Never watched the Perseid meteor shower? This is the year to do it. Though Earth spins through the same ancient comet debris each August, Jupiter's gravity has pulled debris closer to Earth this year, meaning Earthlings will witness twice as many shooting stars as normal, or about 160 to 200 meteors per hour, reports NPR. The last time we had a meteor shower with so many meteors, known as an "outburst," was in 2009 and the next one isn't expected until 2027. How best to tune in to "the greatest fireworks show of your life," per Quartz? Simply head outside between midnight and dawn—after 3am local time is ideal—"find a nice dark spot, lie flat on your back and look up," NASA's Bill Cooke tells Live Science.
And be patient.
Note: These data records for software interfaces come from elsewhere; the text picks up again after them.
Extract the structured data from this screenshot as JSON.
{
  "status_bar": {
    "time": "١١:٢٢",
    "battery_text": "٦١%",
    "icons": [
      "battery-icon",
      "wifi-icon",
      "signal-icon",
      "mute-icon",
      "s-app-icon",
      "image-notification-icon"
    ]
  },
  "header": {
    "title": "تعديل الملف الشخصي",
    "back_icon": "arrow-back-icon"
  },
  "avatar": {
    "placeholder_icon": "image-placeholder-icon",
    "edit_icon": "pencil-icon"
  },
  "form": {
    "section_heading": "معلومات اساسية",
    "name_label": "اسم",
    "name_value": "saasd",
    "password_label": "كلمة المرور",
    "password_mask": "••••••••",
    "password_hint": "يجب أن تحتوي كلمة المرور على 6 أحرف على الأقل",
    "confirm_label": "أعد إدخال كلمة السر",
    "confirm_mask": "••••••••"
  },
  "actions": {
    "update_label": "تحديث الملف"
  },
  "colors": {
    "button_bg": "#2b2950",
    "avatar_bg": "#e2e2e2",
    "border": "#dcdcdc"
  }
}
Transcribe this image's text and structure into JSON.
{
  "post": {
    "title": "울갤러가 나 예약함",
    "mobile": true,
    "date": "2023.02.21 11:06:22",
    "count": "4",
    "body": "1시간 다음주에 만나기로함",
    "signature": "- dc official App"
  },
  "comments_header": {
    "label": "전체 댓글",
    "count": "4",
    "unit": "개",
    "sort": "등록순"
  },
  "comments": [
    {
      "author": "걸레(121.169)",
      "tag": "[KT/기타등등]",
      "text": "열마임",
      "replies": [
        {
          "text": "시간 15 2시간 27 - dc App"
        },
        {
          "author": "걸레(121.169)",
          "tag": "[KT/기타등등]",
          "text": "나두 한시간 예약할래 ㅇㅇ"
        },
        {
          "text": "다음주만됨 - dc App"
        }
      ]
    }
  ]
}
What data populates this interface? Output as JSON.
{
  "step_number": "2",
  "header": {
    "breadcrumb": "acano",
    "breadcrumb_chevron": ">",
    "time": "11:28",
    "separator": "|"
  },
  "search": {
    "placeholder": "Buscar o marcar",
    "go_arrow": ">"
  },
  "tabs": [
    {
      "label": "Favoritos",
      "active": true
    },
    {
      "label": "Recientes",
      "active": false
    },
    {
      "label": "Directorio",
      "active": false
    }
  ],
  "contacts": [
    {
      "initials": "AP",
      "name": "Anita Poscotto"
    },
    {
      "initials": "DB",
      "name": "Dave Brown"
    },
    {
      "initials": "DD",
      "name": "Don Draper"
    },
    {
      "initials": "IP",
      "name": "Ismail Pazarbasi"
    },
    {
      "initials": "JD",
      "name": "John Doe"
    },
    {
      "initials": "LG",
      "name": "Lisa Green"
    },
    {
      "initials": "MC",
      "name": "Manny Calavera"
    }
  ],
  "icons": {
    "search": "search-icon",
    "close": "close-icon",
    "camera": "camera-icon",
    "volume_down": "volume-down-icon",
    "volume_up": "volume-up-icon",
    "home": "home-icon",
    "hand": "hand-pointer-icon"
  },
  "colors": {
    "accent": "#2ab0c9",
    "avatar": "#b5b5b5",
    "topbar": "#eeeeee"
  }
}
Your eyes may need 30 to 40 minutes to adjust to the dark before the meteors actually become visible, Cooke says. Avoid binoculars and telescopes, which narrow your field of view, and get away from the bright lights of cities, he adds. If you can't—or if it’s cloudy—a live stream will be available here. You can also tune your radio to a bunch of static and listen to bursts of music as "signals from distant FM stations, not normally receivable, bounce off meteor trails," an astronomer tells the CBC. Meteors will also be visible Friday night into Saturday morning, but the encore won't be nearly as impressive as Thursday's show.